Records from a data collection:
☆ ☆ ☆ ☆ ☆ ☆ ☆

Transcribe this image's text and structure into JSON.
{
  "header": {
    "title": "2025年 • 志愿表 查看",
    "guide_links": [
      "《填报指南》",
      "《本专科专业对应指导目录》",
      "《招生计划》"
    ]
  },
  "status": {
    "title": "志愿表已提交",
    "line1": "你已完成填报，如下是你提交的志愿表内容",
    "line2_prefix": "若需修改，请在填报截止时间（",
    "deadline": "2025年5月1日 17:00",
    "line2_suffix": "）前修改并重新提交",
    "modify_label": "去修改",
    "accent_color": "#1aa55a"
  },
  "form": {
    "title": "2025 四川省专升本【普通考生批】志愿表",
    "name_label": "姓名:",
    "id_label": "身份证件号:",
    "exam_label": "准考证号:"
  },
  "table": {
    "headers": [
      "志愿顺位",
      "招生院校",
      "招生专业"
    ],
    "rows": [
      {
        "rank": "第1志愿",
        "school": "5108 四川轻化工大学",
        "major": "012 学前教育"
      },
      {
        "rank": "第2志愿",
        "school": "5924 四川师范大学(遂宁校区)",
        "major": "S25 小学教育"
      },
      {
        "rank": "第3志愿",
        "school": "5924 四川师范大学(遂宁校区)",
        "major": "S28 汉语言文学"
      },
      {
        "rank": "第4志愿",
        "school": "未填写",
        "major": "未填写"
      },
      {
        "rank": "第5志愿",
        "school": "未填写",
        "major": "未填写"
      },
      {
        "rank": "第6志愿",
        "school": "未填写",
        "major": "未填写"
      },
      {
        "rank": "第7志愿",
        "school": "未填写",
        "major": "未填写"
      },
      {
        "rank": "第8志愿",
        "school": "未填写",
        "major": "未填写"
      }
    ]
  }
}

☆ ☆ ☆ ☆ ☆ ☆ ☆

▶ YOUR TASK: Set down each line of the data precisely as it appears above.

▶ EXERCISE OUTPUT:
Transcribe this image's text and structure into JSON.
{
  "header": {
    "title": "2025年 • 志愿表 查看",
    "guide_links": [
      "《填报指南》",
      "《本专科专业对应指导目录》",
      "《招生计划》"
    ]
  },
  "status": {
    "title": "志愿表已提交",
    "line1": "你已完成填报，如下是你提交的志愿表内容",
    "line2_prefix": "若需修改，请在填报截止时间（",
    "deadline": "2025年5月1日 17:00",
    "line2_suffix": "）前修改并重新提交",
    "modify_label": "去修改",
    "accent_color": "#1aa55a"
  },
  "form": {
    "title": "2025 四川省专升本【普通考生批】志愿表",
    "name_label": "姓名:",
    "id_label": "身份证件号:",
    "exam_label": "准考证号:"
  },
  "table": {
    "headers": [
      "志愿顺位",
      "招生院校",
      "招生专业"
    ],
    "rows": [
      {
        "rank": "第1志愿",
        "school": "5108 四川轻化工大学",
        "major": "012 学前教育"
      },
      {
        "rank": "第2志愿",
        "school": "5924 四川师范大学(遂宁校区)",
        "major": "S25 小学教育"
      },
      {
        "rank": "第3志愿",
        "school": "5924 四川师范大学(遂宁校区)",
        "major": "S28 汉语言文学"
      },
      {
        "rank": "第4志愿",
        "school": "未填写",
        "major": "未填写"
      },
      {
        "rank": "第5志愿",
        "school": "未填写",
        "major": "未填写"
      },
      {
        "rank": "第6志愿",
        "school": "未填写",
        "major": "未填写"
      },
      {
        "rank": "第7志愿",
        "school": "未填写",
        "major": "未填写"
      },
      {
        "rank": "第8志愿",
        "school": "未填写",
        "major": "未填写"
      }
    ]
  }
}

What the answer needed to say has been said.